-- Records for the task follows --
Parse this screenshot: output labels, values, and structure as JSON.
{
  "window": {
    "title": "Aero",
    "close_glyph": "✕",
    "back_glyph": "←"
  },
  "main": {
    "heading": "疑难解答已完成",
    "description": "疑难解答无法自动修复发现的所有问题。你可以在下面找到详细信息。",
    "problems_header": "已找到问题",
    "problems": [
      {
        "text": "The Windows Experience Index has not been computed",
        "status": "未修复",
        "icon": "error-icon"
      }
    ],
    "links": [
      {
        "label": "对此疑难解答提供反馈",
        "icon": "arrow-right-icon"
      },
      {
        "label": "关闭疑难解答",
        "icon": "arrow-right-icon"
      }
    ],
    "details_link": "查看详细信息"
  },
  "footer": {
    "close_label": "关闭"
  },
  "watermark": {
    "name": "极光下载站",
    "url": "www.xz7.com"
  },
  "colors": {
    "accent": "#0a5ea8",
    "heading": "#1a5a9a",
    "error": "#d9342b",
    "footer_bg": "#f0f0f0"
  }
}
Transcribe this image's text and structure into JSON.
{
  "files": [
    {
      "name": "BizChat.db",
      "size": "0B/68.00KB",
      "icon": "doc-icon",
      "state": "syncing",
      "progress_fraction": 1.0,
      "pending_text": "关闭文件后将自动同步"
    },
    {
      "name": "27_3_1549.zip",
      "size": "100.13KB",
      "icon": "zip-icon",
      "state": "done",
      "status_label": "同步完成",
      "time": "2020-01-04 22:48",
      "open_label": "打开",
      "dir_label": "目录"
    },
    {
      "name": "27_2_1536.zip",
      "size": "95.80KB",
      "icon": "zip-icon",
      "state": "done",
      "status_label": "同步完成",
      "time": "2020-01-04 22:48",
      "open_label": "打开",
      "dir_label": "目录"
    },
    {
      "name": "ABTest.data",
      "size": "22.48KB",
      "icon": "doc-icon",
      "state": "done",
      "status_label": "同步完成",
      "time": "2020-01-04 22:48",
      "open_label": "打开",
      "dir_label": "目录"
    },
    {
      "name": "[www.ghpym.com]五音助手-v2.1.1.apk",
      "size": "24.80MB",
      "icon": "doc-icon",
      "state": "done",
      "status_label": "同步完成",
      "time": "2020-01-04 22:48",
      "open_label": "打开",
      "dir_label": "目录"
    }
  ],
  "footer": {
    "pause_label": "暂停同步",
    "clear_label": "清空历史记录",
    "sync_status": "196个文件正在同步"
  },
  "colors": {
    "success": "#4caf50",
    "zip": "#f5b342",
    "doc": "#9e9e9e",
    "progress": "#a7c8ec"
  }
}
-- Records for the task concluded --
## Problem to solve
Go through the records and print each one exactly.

## Answer area
Parse this screenshot: output labels, values, and structure as JSON.
{
  "window": {
    "title": "Aero",
    "close_glyph": "✕",
    "back_glyph": "←"
  },
  "main": {
    "heading": "疑难解答已完成",
    "description": "疑难解答无法自动修复发现的所有问题。你可以在下面找到详细信息。",
    "problems_header": "已找到问题",
    "problems": [
      {
        "text": "The Windows Experience Index has not been computed",
        "status": "未修复",
        "icon": "error-icon"
      }
    ],
    "links": [
      {
        "label": "对此疑难解答提供反馈",
        "icon": "arrow-right-icon"
      },
      {
        "label": "关闭疑难解答",
        "icon": "arrow-right-icon"
      }
    ],
    "details_link": "查看详细信息"
  },
  "footer": {
    "close_label": "关闭"
  },
  "watermark": {
    "name": "极光下载站",
    "url": "www.xz7.com"
  },
  "colors": {
    "accent": "#0a5ea8",
    "heading": "#1a5a9a",
    "error": "#d9342b",
    "footer_bg": "#f0f0f0"
  }
}
Transcribe this image's text and structure into JSON.
{
  "files": [
    {
      "name": "BizChat.db",
      "size": "0B/68.00KB",
      "icon": "doc-icon",
      "state": "syncing",
      "progress_fraction": 1.0,
      "pending_text": "关闭文件后将自动同步"
    },
    {
      "name": "27_3_1549.zip",
      "size": "100.13KB",
      "icon": "zip-icon",
      "state": "done",
      "status_label": "同步完成",
      "time": "2020-01-04 22:48",
      "open_label": "打开",
      "dir_label": "目录"
    },
    {
      "name": "27_2_1536.zip",
      "size": "95.80KB",
      "icon": "zip-icon",
      "state": "done",
      "status_label": "同步完成",
      "time": "2020-01-04 22:48",
      "open_label": "打开",
      "dir_label": "目录"
    },
    {
      "name": "ABTest.data",
      "size": "22.48KB",
      "icon": "doc-icon",
      "state": "done",
      "status_label": "同步完成",
      "time": "2020-01-04 22:48",
      "open_label": "打开",
      "dir_label": "目录"
    },
    {
      "name": "[www.ghpym.com]五音助手-v2.1.1.apk",
      "size": "24.80MB",
      "icon": "doc-icon",
      "state": "done",
      "status_label": "同步完成",
      "time": "2020-01-04 22:48",
      "open_label": "打开",
      "dir_label": "目录"
    }
  ],
  "footer": {
    "pause_label": "暂停同步",
    "clear_label": "清空历史记录",
    "sync_status": "196个文件正在同步"
  },
  "colors": {
    "success": "#4caf50",
    "zip": "#f5b342",
    "doc": "#9e9e9e",
    "progress": "#a7c8ec"
  }
}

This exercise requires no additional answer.